How do we compare our own analysis of our everyday dreams with the dreams represented in film? Our readings in film interpretation will run the gamut from Freud’s basic Interpretation of Dreams, to today’s psychoanalytic theories and neuroscience so as to elaborate upon this question. Films proposed for extended study will include such classics as Alfred Hitchcock’s renowned Spellbound (1945) and Ingmar Bergman’s Wild Strawberries (1957). Other films which explore dreams and dream-like fantasies will extend to Stanley Kubrick’s Eyes Wide Shut (1999), Chris Nolan’s complex dream-within-dreams in Inception (2010), Michael Haneke’s The Piano Teacher (2001) –whose main protagonist does not dream as her life experience is that of a lived nightmare –, as well as clips from several other contemporary films.
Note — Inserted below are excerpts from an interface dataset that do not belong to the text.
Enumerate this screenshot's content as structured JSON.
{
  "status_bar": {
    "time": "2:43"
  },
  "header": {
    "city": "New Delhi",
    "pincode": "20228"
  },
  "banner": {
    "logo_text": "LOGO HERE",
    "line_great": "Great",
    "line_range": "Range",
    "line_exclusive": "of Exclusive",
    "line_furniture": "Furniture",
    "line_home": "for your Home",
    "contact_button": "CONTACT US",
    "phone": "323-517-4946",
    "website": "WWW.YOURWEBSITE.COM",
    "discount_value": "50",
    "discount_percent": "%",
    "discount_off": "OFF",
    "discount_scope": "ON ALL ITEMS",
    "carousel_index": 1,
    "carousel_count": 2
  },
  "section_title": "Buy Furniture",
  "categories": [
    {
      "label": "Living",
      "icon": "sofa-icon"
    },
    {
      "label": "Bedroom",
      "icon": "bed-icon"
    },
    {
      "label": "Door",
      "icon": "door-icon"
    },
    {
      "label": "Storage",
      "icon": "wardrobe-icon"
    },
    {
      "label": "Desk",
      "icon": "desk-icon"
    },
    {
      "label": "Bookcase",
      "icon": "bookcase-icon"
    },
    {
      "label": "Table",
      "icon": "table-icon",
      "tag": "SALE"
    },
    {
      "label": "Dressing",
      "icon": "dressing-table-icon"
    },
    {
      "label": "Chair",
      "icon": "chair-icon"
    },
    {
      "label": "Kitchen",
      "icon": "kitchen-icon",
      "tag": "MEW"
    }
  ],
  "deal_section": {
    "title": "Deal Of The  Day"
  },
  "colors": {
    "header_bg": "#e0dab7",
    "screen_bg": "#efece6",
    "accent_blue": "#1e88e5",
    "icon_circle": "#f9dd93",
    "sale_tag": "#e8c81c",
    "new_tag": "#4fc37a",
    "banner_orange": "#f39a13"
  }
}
These clips will illustrate the relationship of psychoanalysis and cinema which is at the heart of film theory and film history, as are several approaches to the semiotics of cinema. The films with explicit dreams, fantasies, and reveries will be studied with focus on the psychoanalyst and patient interaction, and the interpretation of symptoms, anxiety, conflict, repression, et al.
The course will be run in seminar style around the main topics of dreams, dream interpretation, the flashback as art and convention, audiences’ involvement, patients and psychoanalysts in cinema, with rf. to the foundational texts of film theory (by C. Metz, L. Mulvey, G. & K. Gabbard). Lectures will also deal with methods of psychoanalytic theory applied to dreams in film – which involve psychoanalysts and semioticians from early Freud to contemporary research in neuroscience.
For their paper on close analysis and for their course project, students will choose on their own a specific film involving dreams, in conjunction with at least one of the authors selected from the reading list and from the course Reader (made available by week 3 through University Readers). Several films will be suggested for such, during the first half of the course – e.g., Michel Gondry’s Eternal Sunshine of the Spotless Mind (2004), or his amusing The Science of Sleep (2006), among so many films where dreams appear.
Course may be taken as a LTEN equivalent.
Graduate students are welcome.
► LTWL 128 is a LTEN equivalent course
LTWL 183 - FILM STUDIES AND LITERATURE: DIRECTOR’S WORK
Films about “relationships” may be constructed as a quasi “genre” in the history of cinema. This course will vet the psychology and æsthetics of modern/postmodern “relationships.”
Couples meet, love, fight, part, meet again, in the everyday as well as during war and other traumatic circumstances. Filmmakers have found myriad ways of presenting these convoluted relationships, and have challenged us with their portrayals. Excerpts from classics or cult films will highlight these conflicted relationship entanglements. Clips will include excerpts from Mike Nichols's Closer (2004) on crisscrossing couples – played by C. Owens, J. Roberts, N. Portman and J. Law–, contrasted with his cult film Who’s Afraid of Virginia Woolf? (1966), Woody Allen’s self-destructive characters in his classic Manhattan (1979) contrasted with his more recent and stylistic Celebrity (1998), or amusing Midnight in Paris (2011), David Lynch’s identity and gender identity crisis in Lost Highway (1997) and Mulholland Drive (2001), Stanley Kubrick’s study of the aggressive use of dreams and fantasies in Eyes Wide Shut (1999), Lisa Cholodenko's tortured women lovers in High Art (1998), Paul Schrader’s postmodern lovers lost in an uncanny Venice in The Comfort of Strangers (1990), and a few other more contemporary clips.
Excerpts from several other films will also be included.
As usual, precise methods of film analysis – frame and shot composition, shot-by-shot analysis, narrative programs, filmic figures, film genre, deep structure, integration of specific films into the history of cinema, and filmic poetics – will be emphasized during the first weeks of the term. Students will explore the case of the compelling effect of /Relationships/ films. “Veteran” students will be asked for work building upon their previous research.
Course may count for Lit-in-Eng credit.
► LTWL 183 is a LTEN equivalent course